"Milano in Cucina" captures this kaleidoscope of flavours, with contributions from some of the most celebrated chefs on the culinary scene, who pay homage to their territory, and whose skill is able to present a modern vision in keeping with the region's progressive spirit.
The Italian Academy of Cuisine
La Cucina: The Regional Cooking of Italy
Fifty years ago, a group of Italian scholars gathered to discuss a problem: how to preserve traditional Italian cooking. They formed the Italian Academy of Cuisine to document classic recipes from every region. The academy’s more than seven thousand associates spread out to villages everywhere, interviewing grandmothers and farmers at their stoves, transcribing their recipes—many of which had never been documented before. This is the culmination of that research, an astounding feat—2,000 recipes that represent the patrimony of Italian country cooking. Each recipe is labeled with its region of origin, and it’s not just the ingredients but also the techniques that change with the geography. Sprinkled throughout are historical recipes that provide fascinating views into the folk culture of the past. There are no fancy flourishes here, and no shortcuts; this is true salt-of-the-earth cooking. The book is an excellent everyday source for easily achievable recipes, with such simple dishes as White Bean and Escarole Soup, Polenta with Tomato Sauce, and Chicken with Lemon and Capers. For ease of use there are four different indexes. La Cucina is an essential reference for every cook’s library.
Milano in Cucina: The Flavours of Milan
The famous Risotto Alla Milanese gets its golden hue from the precious spice saffron. Legend has it that the dish came about when a Milanese painter decided to gild the risotto served at his wedding banquet with a harmless gold-colored dye. In Milan, they traditionally serve Risotto Alla Milanese with ossobuco (braised veal shank).
Traditionally made with raisins and candied citron, or with a creamy cream filling, the light, fluffy brioche-like bread called panettone may be tall or short, covered with chocolate or flavored with various liquors, but it’s always a symbol of the Christmas season.
With its hallmark domed shape, panettone graced Christmas tables in Milan since at least the 15th-century. Common knowledge claims its invention is from Milan. It is the most famous Christmas Lombardia food.
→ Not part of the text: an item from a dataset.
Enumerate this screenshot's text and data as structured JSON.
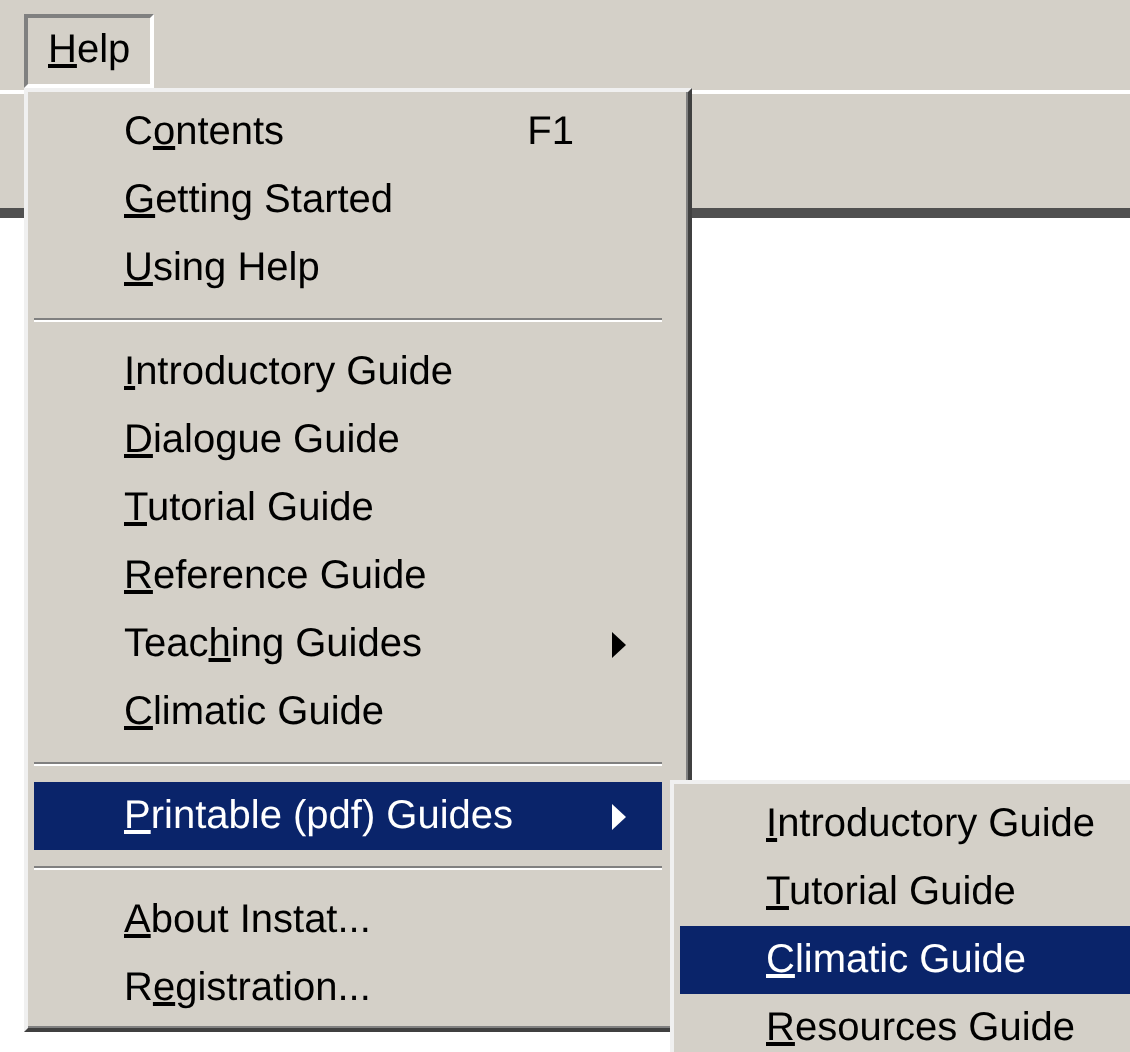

The Pax side of the Moon featuring Cesareo
Lombardia (Dicon tutti che sei mia) Quarantine Version - feat. Cesareo (Quarantine Version)